Aka AQIM; GSPC; Le Groupe Salafiste Pour la Predication et le Combat; Salafist Group for Preaching and Combat; Salafist Group for Call and Combat; Tanzim al-Qa’ida fi Bilad al-Maghrib al-Islamiya
Description: The Salafist Group for Call and Combat (GSPC) was designated as an FTO on March 27, 2002. The Department of State amended the GSPC designation on February 20, 2008, after the GSPC officially joined with al-Qa’ida (AQ) in September 2006 and became al-Qa’ida in the Islamic Maghreb (AQIM). Although AQIM remains largely a regionally focused terrorist group, it has adopted a more anti-Western rhetoric and ideology. The group aspires to overthrow “apostate” African regimes and create an Islamic state. AQIM is led by Abdelmalek Droukdel, also known as Abu Mus’ab Abd al-Wadoud.
Activities: Following AQIM’s 2007 bombing of the UN headquarters building and an Algerian government building in Algiers, which killed 60 people, AQIM’s northern leadership was contained to northeastern Algeria, while the group’s southern battalions focused mostly on kidnapping-for-ransom efforts. In 2011 and 2012, however, AQIM took advantage of the deteriorating security situation across Libya, Mali, and Tunisia to expand its operations. Terrorists with ties to AQIM were involved in the September 11, 2012, attack on U.S. facilities in Benghazi that killed U.S. Ambassador to Libya J. Christopher Stevens and three other embassy staff members. In April 2014, AQIM killed 14 Algerian soldiers in an ambush east of Algiers.
In January 2015, AQIM claimed responsibility for an attack on a UN vehicle in Kidal, Mali, which wounded seven peacekeepers. That same year, AQIM twice attacked UN convoys near Timbuktu, Mali, with small arms and rocket-propelled grenades; three peacekeepers were killed in a May 2015 attack and another six were killed in a July attack. In November 2015, AQIM, in cooperation with other terrorist groups, attacked the Radisson Blu Hotel in Bamako, Mali, taking more than 170 hostages, including U.S. citizens. As many as 27 people were killed in the attack, among them a U.S. international development worker.
In January 2016, AQIM carried out an attack on a hotel in Burkina Faso that killed 28 people and injured 56. In March 2016, AQIM claimed responsibility for a strike on a popular tourist beach resort in Cote d’Ivoire that killed more than 16 people and wounded another 33.
AQIM has continued to conduct kidnapping-for-ransom operations, typically targeting Western citizens from governments or third parties that have an established pattern of paying ransom for the release of individuals.

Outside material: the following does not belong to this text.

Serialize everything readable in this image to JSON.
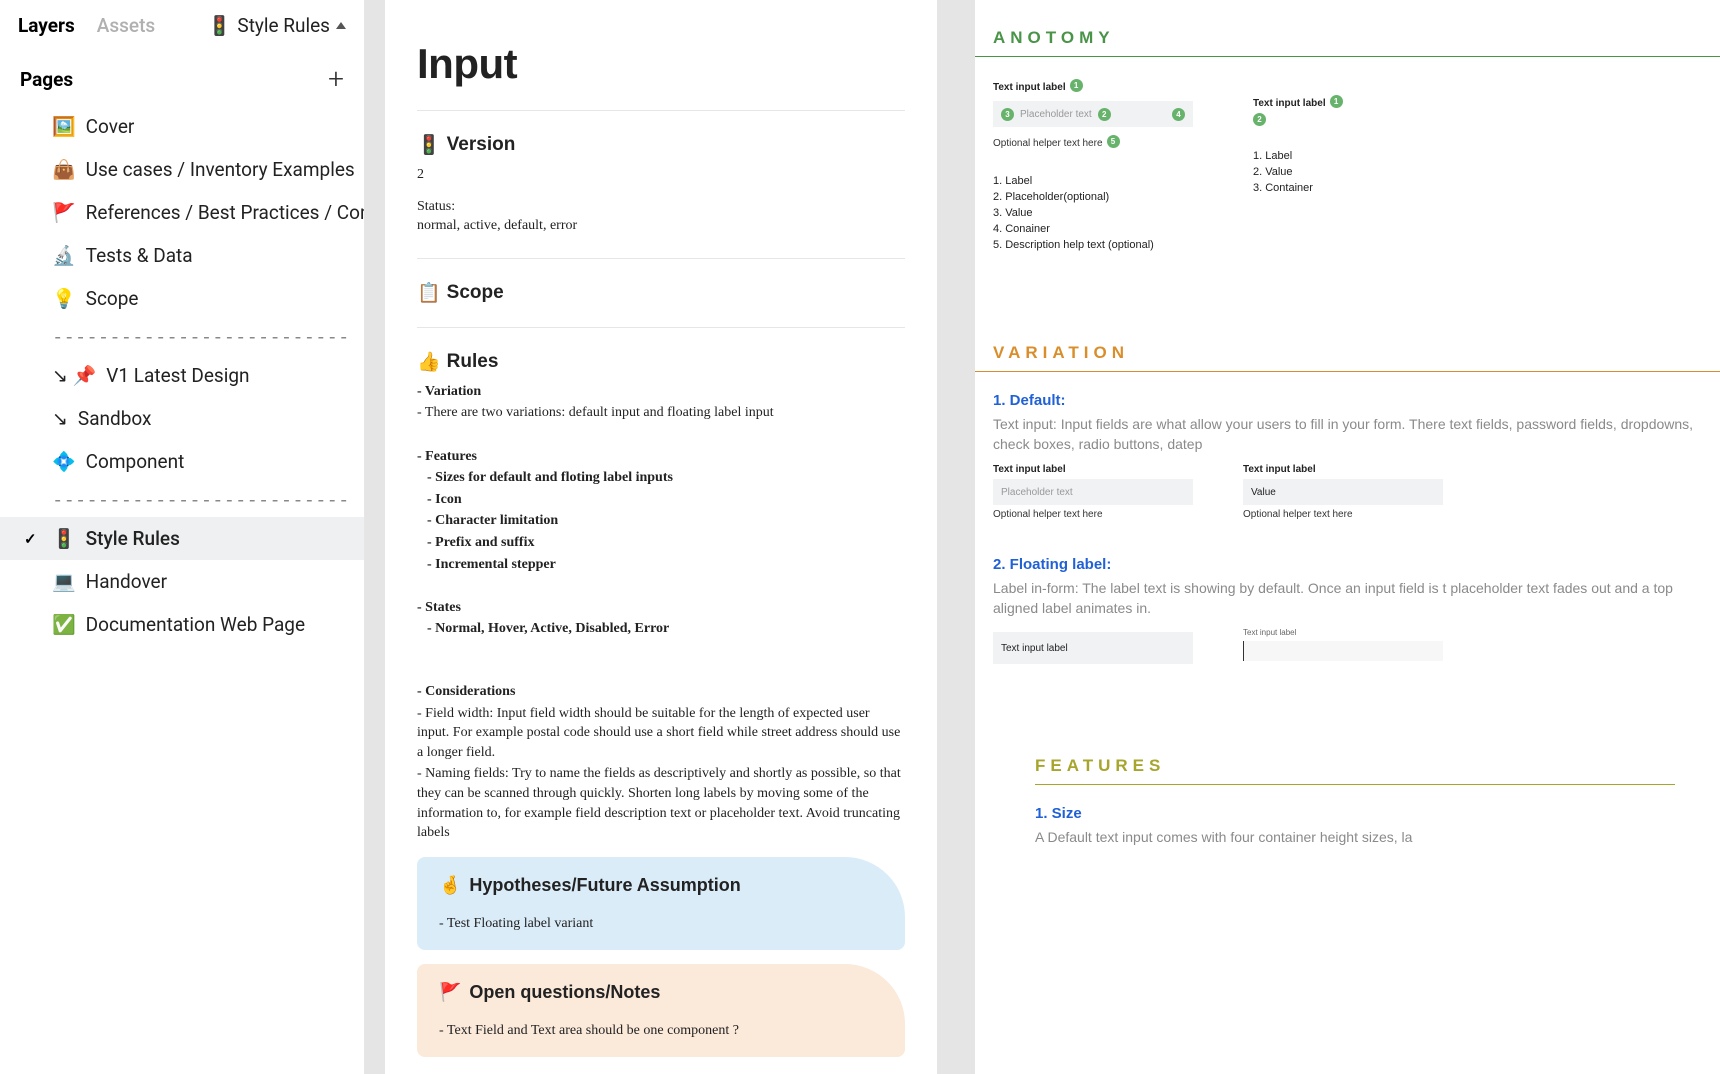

In November 2014, AQIM released a video of two Western hostages (a Dutch national and a French national), who were later released in December 2014.

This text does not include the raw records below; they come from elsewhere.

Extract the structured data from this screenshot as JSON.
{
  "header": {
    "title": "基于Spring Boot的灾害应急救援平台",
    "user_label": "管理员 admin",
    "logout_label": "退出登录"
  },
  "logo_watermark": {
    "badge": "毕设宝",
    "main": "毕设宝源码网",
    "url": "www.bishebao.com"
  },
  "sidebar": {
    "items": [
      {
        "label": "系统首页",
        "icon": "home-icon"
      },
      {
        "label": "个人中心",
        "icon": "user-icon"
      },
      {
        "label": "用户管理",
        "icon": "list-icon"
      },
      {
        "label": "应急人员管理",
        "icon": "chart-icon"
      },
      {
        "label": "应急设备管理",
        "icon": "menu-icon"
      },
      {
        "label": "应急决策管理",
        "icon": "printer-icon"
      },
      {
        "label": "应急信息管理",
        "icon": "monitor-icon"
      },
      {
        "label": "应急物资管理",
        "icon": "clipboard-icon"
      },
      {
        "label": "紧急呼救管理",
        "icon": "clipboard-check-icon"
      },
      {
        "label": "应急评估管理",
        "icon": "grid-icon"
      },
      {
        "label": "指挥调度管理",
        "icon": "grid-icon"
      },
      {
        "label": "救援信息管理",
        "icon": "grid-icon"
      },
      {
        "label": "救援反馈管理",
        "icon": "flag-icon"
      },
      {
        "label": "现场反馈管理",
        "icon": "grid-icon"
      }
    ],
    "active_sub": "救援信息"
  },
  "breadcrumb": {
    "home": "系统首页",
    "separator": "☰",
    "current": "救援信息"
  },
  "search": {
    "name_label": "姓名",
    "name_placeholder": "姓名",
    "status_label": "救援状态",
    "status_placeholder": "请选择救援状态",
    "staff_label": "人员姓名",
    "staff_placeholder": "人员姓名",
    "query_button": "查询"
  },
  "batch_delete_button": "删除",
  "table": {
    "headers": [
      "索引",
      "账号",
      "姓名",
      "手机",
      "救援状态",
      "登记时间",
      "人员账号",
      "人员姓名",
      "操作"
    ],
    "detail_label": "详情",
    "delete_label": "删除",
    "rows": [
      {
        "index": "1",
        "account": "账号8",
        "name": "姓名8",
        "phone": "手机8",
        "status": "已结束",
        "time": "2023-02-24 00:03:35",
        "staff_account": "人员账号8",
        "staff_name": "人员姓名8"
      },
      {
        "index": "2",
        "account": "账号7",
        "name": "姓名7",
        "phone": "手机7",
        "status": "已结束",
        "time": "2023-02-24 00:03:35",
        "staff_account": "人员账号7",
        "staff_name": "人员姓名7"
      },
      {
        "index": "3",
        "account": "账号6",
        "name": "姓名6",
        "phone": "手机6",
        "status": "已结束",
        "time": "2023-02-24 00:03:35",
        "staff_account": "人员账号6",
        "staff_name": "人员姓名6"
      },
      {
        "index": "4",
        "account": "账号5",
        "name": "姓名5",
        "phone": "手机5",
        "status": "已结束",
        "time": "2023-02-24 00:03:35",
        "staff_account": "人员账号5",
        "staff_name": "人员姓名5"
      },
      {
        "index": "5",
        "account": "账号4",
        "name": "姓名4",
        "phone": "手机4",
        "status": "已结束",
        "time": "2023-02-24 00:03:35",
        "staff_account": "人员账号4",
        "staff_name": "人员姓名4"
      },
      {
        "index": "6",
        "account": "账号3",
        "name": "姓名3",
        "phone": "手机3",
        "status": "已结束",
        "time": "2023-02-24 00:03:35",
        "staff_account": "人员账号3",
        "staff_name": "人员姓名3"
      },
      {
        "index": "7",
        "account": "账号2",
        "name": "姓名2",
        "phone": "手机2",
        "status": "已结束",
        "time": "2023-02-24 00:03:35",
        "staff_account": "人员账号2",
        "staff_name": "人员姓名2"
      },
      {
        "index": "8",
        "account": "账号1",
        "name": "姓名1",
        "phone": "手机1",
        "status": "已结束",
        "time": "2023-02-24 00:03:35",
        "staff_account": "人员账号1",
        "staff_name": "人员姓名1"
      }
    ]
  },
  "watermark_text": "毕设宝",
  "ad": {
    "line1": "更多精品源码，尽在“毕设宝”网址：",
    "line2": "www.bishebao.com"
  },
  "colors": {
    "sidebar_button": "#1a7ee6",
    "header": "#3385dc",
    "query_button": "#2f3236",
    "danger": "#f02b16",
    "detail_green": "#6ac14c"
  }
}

In January 2017, AQIM conducted a suicide attack that left more than 50 people dead in Gao, Mali. In July 2018, AQIM claimed responsibility for a vehicle suicide attack on an army patrol in Gao that killed four civilians and wounded 31 others, including four French soldiers.
In January 2019, AQIM claimed responsibility for an attack on a UN camp in northern Mali, killing 10 peacekeepers and wounding 25 others.

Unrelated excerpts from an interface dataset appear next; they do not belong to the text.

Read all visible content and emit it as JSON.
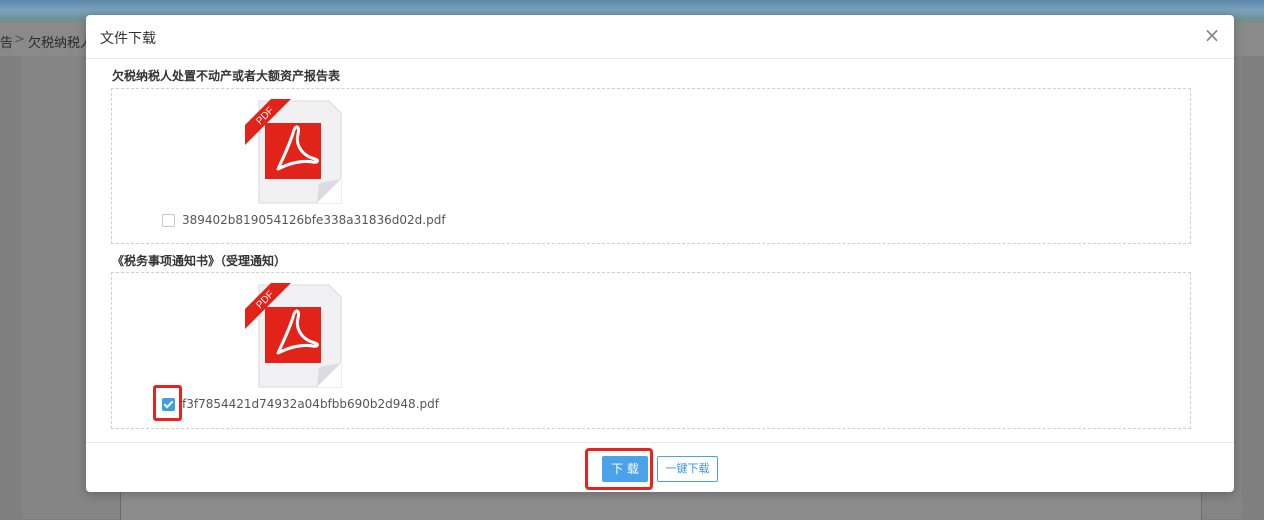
{
  "background": {
    "breadcrumb": {
      "left_fragment": "告",
      "separator": ">",
      "current_fragment": "欠税纳税人"
    }
  },
  "modal": {
    "title": "文件下载",
    "close_label": "×",
    "sections": [
      {
        "title": "欠税纳税人处置不动产或者大额资产报告表",
        "file_name": "389402b819054126bfe338a31836d02d.pdf",
        "checked": false
      },
      {
        "title": "《税务事项通知书》（受理通知）",
        "file_name": "f3f7854421d74932a04bfbb690b2d948.pdf",
        "checked": true
      }
    ],
    "footer": {
      "download_label": "下 载",
      "download_all_label": "一键下载"
    }
  },
  "colors": {
    "accent": "#4aa3e8",
    "highlight": "#e8231f",
    "pdf_red": "#e2231a"
  }
}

Strength: AQIM has an estimated 1,000 fighters operating in the Sahel, including Algeria, northern Mali, southwest Libya, and Niger.
Location/Area of Operation: Algeria, Burkina Faso, Cote d’Ivoire, Libya, Mali, Niger, and Tunisia
Funding and External Aid: AQIM members engage in kidnapping-for-ransom and other criminal activities to finance their operations. AQIM also successfully fundraises globally and receives limited financial and logistical assistance from supporters residing in Western Europe.